Data excerpts:
::::::::::
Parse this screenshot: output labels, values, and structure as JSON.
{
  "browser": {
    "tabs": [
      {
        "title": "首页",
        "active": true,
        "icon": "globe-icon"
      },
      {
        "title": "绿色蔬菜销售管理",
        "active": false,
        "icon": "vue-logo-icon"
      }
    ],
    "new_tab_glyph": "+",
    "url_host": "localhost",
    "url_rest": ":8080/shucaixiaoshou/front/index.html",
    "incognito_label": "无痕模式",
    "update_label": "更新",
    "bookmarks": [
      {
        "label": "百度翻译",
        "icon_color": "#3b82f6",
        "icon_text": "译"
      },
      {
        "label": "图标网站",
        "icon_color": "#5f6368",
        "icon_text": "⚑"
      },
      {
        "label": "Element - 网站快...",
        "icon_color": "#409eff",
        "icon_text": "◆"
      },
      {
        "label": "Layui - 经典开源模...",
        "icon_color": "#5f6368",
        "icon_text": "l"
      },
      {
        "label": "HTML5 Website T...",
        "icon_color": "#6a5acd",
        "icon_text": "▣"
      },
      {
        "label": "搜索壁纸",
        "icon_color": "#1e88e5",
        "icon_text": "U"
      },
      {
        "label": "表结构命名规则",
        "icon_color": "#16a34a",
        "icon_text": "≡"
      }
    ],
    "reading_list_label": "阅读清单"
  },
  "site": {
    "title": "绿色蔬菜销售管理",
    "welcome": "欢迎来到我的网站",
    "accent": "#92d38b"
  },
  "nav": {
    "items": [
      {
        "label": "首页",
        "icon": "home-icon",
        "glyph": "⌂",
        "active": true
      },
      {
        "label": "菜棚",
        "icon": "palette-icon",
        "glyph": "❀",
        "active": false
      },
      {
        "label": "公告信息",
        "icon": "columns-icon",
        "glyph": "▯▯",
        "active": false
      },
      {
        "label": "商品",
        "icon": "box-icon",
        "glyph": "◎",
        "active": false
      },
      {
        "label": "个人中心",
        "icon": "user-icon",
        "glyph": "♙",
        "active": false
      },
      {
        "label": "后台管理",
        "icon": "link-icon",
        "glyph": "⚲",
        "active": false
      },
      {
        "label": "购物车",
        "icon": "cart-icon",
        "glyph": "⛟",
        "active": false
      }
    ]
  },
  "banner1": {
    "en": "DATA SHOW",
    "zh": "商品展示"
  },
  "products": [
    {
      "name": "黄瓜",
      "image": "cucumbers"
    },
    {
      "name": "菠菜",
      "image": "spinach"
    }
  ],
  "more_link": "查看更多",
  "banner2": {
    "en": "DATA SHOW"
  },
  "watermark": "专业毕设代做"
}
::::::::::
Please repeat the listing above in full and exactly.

Parse this screenshot: output labels, values, and structure as JSON.
{
  "browser": {
    "tabs": [
      {
        "title": "首页",
        "active": true,
        "icon": "globe-icon"
      },
      {
        "title": "绿色蔬菜销售管理",
        "active": false,
        "icon": "vue-logo-icon"
      }
    ],
    "new_tab_glyph": "+",
    "url_host": "localhost",
    "url_rest": ":8080/shucaixiaoshou/front/index.html",
    "incognito_label": "无痕模式",
    "update_label": "更新",
    "bookmarks": [
      {
        "label": "百度翻译",
        "icon_color": "#3b82f6",
        "icon_text": "译"
      },
      {
        "label": "图标网站",
        "icon_color": "#5f6368",
        "icon_text": "⚑"
      },
      {
        "label": "Element - 网站快...",
        "icon_color": "#409eff",
        "icon_text": "◆"
      },
      {
        "label": "Layui - 经典开源模...",
        "icon_color": "#5f6368",
        "icon_text": "l"
      },
      {
        "label": "HTML5 Website T...",
        "icon_color": "#6a5acd",
        "icon_text": "▣"
      },
      {
        "label": "搜索壁纸",
        "icon_color": "#1e88e5",
        "icon_text": "U"
      },
      {
        "label": "表结构命名规则",
        "icon_color": "#16a34a",
        "icon_text": "≡"
      }
    ],
    "reading_list_label": "阅读清单"
  },
  "site": {
    "title": "绿色蔬菜销售管理",
    "welcome": "欢迎来到我的网站",
    "accent": "#92d38b"
  },
  "nav": {
    "items": [
      {
        "label": "首页",
        "icon": "home-icon",
        "glyph": "⌂",
        "active": true
      },
      {
        "label": "菜棚",
        "icon": "palette-icon",
        "glyph": "❀",
        "active": false
      },
      {
        "label": "公告信息",
        "icon": "columns-icon",
        "glyph": "▯▯",
        "active": false
      },
      {
        "label": "商品",
        "icon": "box-icon",
        "glyph": "◎",
        "active": false
      },
      {
        "label": "个人中心",
        "icon": "user-icon",
        "glyph": "♙",
        "active": false
      },
      {
        "label": "后台管理",
        "icon": "link-icon",
        "glyph": "⚲",
        "active": false
      },
      {
        "label": "购物车",
        "icon": "cart-icon",
        "glyph": "⛟",
        "active": false
      }
    ]
  },
  "banner1": {
    "en": "DATA SHOW",
    "zh": "商品展示"
  },
  "products": [
    {
      "name": "黄瓜",
      "image": "cucumbers"
    },
    {
      "name": "菠菜",
      "image": "spinach"
    }
  ],
  "more_link": "查看更多",
  "banner2": {
    "en": "DATA SHOW"
  },
  "watermark": "专业毕设代做"
}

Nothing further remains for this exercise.